Immigration, Assimilation, and Inequality (3) Examine theories, research, and policies on the incorporation of immigrants and their descendents.
SOC 525 Immigration, Assimilation, and Inequality (3)
Over the last several decades, the diversity of American society has increased substantially as a result of immigration from Latin America, Asia, and other world regions. This has raised numerous questions about the consequences of immigration and the long-term prospects of immigrants and their descendants. The major objective of this course is to provide the foundation for a sociological understanding of the process of assimilation (or incorporation), especially in relation to the structure of opportunities and the reproduction of inequality. This will be accomplished through a survey of contemporary theoretical perspectives, and both quantitative and qualitative studies that evaluate their merits. Although sociology has embraced the study of assimilation since its inception, we will also draw on other disciplines to explore various topics associated with educational attainment, economic mobility, social incorporation, political incorporation, family formation, and ethno-racial identification. Students will be evaluated on the basis of their engagement with weekly readings, as revealed by the quality of their participation in discussions and their written response to weekly essay questions. Students will also be required to write a paper on a topic of their choosing. This paper may be a research proposal, a literature review or a research study. The course will be offered every other year. It may serve as an elective in Sociology and the Dual-Title Graduate Degree Program in Demography as a core seminar on demographic processes.

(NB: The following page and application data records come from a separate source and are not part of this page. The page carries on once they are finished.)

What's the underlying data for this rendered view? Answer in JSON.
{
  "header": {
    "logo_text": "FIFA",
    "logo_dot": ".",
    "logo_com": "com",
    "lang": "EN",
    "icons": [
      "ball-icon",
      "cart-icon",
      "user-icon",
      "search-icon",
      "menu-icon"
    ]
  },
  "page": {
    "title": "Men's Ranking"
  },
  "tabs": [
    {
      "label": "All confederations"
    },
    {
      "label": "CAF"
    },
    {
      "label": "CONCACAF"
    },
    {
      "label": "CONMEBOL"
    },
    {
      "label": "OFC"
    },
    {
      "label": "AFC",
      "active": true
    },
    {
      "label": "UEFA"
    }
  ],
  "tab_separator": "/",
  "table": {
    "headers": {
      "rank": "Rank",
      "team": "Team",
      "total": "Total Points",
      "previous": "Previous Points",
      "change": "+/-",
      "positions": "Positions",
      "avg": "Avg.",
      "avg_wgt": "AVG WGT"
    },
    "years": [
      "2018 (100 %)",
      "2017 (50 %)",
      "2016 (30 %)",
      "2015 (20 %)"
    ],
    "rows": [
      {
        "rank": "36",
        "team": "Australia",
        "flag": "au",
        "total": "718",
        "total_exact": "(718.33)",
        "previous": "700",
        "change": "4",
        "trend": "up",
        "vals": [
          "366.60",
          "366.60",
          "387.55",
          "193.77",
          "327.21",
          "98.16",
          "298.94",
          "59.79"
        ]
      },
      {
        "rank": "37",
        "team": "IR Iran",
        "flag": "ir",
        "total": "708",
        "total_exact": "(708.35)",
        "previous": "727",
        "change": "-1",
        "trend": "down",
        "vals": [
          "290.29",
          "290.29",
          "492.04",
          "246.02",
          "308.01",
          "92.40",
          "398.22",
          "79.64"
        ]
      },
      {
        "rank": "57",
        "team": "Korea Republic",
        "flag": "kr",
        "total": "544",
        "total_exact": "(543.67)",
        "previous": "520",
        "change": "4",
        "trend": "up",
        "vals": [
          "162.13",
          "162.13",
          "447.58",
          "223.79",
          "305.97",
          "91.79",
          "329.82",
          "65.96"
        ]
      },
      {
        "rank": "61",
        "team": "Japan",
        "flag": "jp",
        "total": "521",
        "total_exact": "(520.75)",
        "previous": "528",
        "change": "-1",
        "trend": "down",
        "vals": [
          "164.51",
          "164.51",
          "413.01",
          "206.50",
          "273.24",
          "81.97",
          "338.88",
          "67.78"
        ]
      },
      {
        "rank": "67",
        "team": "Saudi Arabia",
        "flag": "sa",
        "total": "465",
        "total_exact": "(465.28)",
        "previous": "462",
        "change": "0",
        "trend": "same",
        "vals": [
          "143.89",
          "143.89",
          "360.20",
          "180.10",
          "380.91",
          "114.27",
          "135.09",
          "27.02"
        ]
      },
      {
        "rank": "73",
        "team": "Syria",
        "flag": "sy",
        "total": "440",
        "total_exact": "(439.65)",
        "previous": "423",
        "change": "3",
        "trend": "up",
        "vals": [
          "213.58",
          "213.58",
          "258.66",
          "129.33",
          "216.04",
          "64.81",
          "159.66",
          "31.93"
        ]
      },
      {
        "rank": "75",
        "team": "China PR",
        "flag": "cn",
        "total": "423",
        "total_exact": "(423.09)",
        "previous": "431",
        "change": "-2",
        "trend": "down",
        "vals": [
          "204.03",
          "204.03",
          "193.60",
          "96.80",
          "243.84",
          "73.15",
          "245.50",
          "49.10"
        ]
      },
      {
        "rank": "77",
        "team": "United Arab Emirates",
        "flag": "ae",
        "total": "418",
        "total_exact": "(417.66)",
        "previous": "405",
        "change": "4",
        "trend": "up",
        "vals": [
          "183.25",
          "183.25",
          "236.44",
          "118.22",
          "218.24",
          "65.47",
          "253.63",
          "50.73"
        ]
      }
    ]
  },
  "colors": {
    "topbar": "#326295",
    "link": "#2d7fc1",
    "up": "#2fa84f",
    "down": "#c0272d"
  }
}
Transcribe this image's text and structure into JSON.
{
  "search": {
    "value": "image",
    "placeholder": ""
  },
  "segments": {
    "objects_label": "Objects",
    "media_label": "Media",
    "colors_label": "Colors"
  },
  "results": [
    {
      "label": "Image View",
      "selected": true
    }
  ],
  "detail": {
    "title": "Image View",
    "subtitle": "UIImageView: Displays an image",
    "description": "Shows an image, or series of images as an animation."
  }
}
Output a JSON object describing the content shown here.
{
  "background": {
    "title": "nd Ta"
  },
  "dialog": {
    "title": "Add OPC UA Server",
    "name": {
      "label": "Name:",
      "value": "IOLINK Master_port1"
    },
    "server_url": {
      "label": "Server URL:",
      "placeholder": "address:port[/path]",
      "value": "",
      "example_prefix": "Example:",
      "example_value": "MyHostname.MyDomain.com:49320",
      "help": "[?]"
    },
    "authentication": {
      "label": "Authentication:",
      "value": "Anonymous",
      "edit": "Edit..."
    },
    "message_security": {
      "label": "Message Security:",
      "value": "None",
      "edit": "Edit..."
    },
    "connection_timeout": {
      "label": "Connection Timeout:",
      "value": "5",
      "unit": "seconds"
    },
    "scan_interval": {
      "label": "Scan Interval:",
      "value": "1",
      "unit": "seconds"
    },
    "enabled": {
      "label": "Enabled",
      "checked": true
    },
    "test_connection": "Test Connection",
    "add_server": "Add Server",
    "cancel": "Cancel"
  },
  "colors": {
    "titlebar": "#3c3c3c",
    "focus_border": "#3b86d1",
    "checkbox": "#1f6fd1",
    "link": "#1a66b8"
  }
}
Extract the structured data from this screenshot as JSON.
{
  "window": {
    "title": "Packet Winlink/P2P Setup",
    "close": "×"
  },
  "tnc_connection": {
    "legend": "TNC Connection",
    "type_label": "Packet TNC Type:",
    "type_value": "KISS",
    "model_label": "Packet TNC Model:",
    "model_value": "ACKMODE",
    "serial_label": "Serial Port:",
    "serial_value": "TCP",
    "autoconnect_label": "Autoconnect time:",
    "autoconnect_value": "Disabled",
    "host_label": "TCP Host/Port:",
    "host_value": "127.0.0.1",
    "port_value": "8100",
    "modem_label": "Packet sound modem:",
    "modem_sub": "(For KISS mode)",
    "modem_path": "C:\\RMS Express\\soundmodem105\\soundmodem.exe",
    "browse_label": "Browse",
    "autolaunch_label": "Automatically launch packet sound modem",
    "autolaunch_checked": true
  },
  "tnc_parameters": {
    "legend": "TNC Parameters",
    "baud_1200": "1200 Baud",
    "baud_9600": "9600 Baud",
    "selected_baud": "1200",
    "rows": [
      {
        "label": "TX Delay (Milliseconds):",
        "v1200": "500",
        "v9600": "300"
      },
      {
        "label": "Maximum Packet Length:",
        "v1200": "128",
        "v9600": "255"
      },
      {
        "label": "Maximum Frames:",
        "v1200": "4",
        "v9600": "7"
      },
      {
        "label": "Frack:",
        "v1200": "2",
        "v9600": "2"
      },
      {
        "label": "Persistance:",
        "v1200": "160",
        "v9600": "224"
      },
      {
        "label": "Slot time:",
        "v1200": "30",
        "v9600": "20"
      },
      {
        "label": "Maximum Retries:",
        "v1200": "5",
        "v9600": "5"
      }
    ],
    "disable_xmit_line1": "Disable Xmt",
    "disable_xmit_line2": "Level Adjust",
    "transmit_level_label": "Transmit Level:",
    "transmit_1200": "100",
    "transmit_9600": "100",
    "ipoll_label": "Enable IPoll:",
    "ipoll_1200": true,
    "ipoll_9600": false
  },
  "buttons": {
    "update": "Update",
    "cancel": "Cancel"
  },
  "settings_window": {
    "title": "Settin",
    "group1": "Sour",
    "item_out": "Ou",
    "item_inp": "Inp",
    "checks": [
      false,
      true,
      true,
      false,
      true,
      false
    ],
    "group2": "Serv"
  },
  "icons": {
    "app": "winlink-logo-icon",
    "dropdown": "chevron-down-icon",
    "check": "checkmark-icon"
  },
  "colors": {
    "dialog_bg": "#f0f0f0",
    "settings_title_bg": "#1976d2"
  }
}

General Education: None
Bachelor of Arts: None
Effective: Summer 2011
Note : Class size, frequency of offering, and evaluation methods will vary by location and instructor. For these details check the specific course syllabus.